The principal of Cann Valley Lowline Stud was awarded the Melbourne Royal Emerging Leader in Victorian Agriculture Award (ELVA) at the 2022 Melbourne Royal Show.  

Recognising an individual who is making a significant contribution to their respective agricultural field over a 12-month period, the award also saw Matt collect $5000 to further his development, and the opportunity to work with the leadership team at Melbourne Royal Show to mentor other young, rising individuals in the agriculture industry.  

Matt was nominated for the award by a fellow Australian Lowline breeder for his innovative work in establishing the Lowline breed overseas; his efforts in improving connectivity for regional farmers through his position as manager of an Optus store in Shepparton; promoting the Lowline breed through his role of treasurer of the Southern Region Promotion Group (Victorian Lowlines); and his unwavering dedication to hosting the Feature Breed event at the 2022 Melbourne Royal Beef Competition.

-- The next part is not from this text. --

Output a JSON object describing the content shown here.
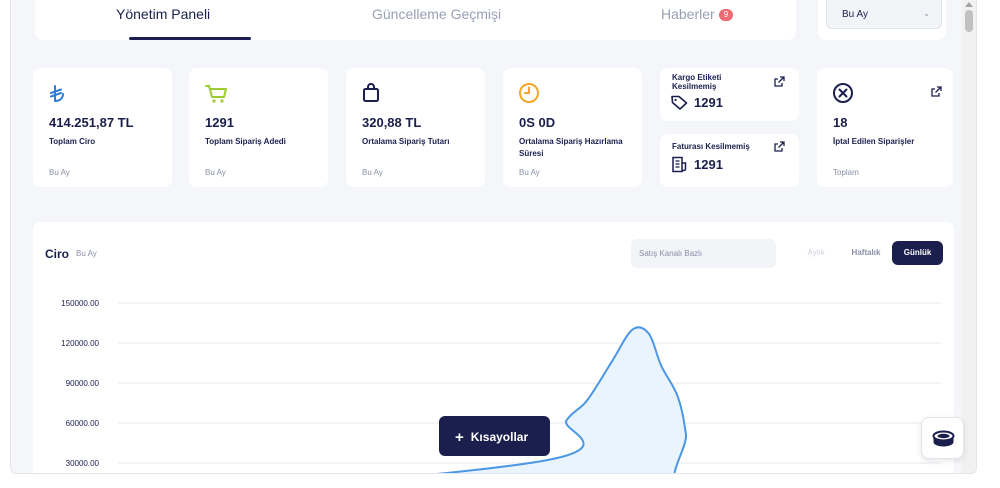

The event attracted the most entries seen in more than a decade, with half the competitors first-time exhibitors at Melbourne Royal Show.  

Matt topped off a successful week with a personal high, selling a Lowline heifer at the Royal Rumble All Breeds Sale for a record-breaking $11,000. While the young cattle breeder doesn’t do it for the glory, the recognition gained from the ELVA award is valued – and the chance to support others even more so.  

“It’s really validating to know that you’ve made a difference in the agricultural industry as a whole,” Matt says.  

“It’s so important that people nominate others because there’s so many quiet achievers doing amazing things for Australian agriculture and we need to know about them. 

“I’m so passionate about mentorship and leadership for young people because we need them, we won’t have an industry without them. I’m really focused on recognising up-and-comers and helping them however I can.” 

Without the mentorship of others, Matt openly acknowledges he wouldn’t be where he is today. His aunt, Vicki Gilbert changed his path when she opened her home to the then 13-year-old from Melbourne’s busy eastern suburbs, welcoming him to Rotherwood Lowline stud in East Gippsland. More than 10 years on Vicki is still a valuable mentor for Matt, along with Melbourne Royal Show Beef Cattle Committee chair David Bolton. 

Matt has big plans for his ELVA winnings, starting with exporting the sustainable, feed efficient Lowline genetics overseas. The initiative has been in the works for 12 months, and while it’s a costly process, Matt’s buoyed by calves already born in Belgium, France and Germany, and semen and embryos currently en route to the United States.   

Back on home soil Matt is eagerly anticipating an exciting 12-months ahead, utilising his newfound position as a mentor for other young people in the agricultural industry – starting with David Bolton’s words of wisdom.  

“He always says you’re only as good as those around you, and I wholeheartedly agree,” Matt says. 

“I’m looking forward to sharing my knowledge with others because after all, if a kid originally from the city, on just 30 acres today can do it, nothing’s impossible.”